Eye For Film >> Movies >> About Adam (2001) Film Review
Reviewed by: Angus Wolfe Murray
Adam has a natural talent. He knows how to please. It is a talent he tries not to abuse.
If this had been written by a woman, instead of Gerard Stembridge, it would have been more critical. If he was an American, it might have disintegrated into farce.
How can you make a philandering love cheat, who works his way through a family of sisters, anything but a rogue and a rat? He's thinking of them, he says, he is giving them what they need. He is an angel in disguise.
Feminists will find this hard to take. Girls have more self-respect than to be practiced upon by a sexual athlete. In Dublin, where charm grows on trees, joy matters more than blame.
Lucy (Kate Hudson) takes one look at Adam (Stuart Townsend) and goes gooey at the knees. Being impulsive, she comes over all fluttery and asks for a date. Within days, they are in each other's beds and her mother thinks he's gorgeous.
Laura (Frances O'Connor), the middle sister, is writing a thesis on Victorian romantic novelists. She is so wound up with repressed emotional tension, men are scared off. Not Adam.
He talks to her on a level where passion can naturally find expression and within days, it does. Alice (Charlotte Bradley), the eldest, is married to a bore, who drinks too much and has the sensitivity of a bank statement.
Adam is attracted by her ironic sense of humour and sophistication and knows, without being told, that what she is crying out for is personal attention.
Stembridge's technique of telling the story from each sister's viewpoint, one after the other, using a voice-over thought narrative, takes time to get used to, although the Rashamon-style seen repeats work wonderfully. The film is sexy and non-judgmental, charming and slight. Dublin has never looked so fresh. Hudson does Goldie Hawn with an Irish accent and a great singing voice.

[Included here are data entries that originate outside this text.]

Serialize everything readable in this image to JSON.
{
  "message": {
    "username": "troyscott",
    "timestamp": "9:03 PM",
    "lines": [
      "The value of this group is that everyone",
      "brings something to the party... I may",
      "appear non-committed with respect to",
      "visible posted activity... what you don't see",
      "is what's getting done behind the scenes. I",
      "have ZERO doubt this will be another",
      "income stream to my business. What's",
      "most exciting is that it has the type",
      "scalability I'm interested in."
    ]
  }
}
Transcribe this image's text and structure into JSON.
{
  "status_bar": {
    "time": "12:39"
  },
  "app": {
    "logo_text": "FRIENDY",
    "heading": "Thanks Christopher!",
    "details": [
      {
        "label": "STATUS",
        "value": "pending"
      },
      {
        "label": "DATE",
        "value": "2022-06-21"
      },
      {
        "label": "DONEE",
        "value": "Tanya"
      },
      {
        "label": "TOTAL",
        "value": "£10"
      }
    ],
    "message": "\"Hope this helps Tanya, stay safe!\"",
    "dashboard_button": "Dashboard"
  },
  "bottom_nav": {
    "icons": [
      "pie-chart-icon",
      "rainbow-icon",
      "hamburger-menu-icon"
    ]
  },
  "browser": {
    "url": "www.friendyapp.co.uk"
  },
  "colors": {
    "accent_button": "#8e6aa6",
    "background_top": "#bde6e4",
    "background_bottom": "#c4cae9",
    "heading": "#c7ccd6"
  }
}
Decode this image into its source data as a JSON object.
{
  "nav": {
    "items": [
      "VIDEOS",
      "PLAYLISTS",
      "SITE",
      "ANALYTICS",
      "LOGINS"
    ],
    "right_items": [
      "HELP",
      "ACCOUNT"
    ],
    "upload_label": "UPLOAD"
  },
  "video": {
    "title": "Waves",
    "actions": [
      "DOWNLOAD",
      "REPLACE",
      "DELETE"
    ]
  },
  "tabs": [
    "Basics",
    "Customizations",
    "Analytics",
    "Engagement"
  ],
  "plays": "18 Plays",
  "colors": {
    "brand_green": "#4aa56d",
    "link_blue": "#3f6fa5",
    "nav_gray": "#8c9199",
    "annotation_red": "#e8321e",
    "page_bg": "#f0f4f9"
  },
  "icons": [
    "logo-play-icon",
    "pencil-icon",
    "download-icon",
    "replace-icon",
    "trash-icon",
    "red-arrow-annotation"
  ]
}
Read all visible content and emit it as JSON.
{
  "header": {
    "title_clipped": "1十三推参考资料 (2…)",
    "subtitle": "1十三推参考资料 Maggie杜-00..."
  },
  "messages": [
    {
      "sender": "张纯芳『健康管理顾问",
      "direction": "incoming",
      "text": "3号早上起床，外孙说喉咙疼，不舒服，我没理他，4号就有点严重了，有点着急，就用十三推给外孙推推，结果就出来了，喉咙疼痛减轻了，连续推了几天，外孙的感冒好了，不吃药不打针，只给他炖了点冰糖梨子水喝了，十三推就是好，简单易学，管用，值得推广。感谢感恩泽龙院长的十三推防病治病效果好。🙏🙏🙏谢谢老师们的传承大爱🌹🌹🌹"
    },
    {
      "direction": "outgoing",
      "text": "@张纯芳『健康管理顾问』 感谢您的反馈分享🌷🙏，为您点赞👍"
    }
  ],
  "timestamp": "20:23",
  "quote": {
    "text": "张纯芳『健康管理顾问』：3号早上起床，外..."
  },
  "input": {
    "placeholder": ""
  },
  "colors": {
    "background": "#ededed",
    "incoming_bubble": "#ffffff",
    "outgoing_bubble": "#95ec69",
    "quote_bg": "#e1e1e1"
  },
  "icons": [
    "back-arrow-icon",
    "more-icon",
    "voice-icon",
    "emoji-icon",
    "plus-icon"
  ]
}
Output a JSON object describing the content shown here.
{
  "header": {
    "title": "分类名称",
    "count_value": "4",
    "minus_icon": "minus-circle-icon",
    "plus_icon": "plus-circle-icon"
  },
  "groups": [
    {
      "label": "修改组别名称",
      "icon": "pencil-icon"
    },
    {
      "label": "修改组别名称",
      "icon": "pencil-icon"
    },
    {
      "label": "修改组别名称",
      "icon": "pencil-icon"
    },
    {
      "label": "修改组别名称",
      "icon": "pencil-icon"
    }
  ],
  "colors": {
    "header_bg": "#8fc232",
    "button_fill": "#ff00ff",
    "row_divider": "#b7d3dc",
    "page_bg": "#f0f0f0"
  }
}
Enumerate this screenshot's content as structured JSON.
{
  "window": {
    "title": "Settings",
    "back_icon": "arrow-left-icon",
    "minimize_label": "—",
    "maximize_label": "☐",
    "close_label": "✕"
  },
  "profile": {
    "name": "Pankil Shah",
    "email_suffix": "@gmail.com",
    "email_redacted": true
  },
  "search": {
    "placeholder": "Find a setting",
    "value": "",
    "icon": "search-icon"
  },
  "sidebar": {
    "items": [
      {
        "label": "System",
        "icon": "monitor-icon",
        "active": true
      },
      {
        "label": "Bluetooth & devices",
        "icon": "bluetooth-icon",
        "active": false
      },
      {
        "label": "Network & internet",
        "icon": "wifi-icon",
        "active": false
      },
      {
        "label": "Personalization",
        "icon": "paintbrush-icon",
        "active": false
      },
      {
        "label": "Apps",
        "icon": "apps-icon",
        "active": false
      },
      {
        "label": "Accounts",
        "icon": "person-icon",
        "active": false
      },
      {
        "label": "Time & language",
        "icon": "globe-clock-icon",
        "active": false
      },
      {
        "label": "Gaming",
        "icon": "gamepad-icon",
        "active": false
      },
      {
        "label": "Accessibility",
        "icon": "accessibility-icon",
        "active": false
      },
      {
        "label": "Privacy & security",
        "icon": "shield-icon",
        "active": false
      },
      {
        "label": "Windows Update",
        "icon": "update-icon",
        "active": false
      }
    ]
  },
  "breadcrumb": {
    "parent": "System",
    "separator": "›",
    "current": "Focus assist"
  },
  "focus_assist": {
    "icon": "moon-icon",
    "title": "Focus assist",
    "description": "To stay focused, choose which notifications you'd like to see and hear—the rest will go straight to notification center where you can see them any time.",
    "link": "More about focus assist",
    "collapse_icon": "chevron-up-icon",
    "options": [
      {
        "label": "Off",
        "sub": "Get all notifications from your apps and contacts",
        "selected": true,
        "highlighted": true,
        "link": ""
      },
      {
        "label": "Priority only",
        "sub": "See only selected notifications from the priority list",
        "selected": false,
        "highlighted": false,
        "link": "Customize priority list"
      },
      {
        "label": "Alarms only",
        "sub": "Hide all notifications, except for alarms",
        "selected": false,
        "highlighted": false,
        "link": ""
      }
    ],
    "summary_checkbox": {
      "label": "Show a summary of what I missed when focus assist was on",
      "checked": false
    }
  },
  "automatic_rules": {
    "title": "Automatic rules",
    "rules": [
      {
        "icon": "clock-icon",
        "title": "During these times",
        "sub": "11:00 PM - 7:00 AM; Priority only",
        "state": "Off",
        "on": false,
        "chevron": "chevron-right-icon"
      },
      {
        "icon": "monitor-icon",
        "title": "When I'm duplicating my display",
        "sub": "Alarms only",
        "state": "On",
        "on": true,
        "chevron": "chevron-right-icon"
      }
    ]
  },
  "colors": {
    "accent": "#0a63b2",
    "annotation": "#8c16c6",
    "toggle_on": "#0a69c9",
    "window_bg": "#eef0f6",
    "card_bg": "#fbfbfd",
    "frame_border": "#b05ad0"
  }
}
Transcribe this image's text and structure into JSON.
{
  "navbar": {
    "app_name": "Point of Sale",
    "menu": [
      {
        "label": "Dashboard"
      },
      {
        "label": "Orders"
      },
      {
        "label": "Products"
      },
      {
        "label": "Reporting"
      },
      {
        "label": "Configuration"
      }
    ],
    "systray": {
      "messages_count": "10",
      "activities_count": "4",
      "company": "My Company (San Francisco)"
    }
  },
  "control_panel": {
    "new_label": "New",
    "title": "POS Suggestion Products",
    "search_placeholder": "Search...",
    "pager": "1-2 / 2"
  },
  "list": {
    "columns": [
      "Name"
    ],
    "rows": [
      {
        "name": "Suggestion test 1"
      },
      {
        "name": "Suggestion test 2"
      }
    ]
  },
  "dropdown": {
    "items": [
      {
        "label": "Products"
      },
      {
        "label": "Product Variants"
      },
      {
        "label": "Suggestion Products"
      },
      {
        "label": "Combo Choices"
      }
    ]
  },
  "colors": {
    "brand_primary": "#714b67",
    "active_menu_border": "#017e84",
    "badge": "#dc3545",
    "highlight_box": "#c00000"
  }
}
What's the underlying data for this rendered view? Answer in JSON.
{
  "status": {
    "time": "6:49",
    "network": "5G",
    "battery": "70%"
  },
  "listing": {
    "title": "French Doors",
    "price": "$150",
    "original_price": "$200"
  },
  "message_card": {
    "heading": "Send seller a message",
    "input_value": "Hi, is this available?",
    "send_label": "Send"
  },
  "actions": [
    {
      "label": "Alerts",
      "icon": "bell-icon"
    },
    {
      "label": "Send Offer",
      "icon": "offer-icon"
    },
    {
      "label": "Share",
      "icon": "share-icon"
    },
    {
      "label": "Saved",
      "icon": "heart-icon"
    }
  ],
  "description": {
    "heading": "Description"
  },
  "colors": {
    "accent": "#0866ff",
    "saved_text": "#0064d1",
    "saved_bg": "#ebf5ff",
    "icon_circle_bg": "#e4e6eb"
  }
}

O'Connor is transformed into a woman of desire and Bradley's seductive beauty is a revelation.
Adam is not the villain of the piece.
In a way, he is the hero. Townsend enjoys the privilege of his position, without showing off about it.Reviewed on: 30 Mar 2001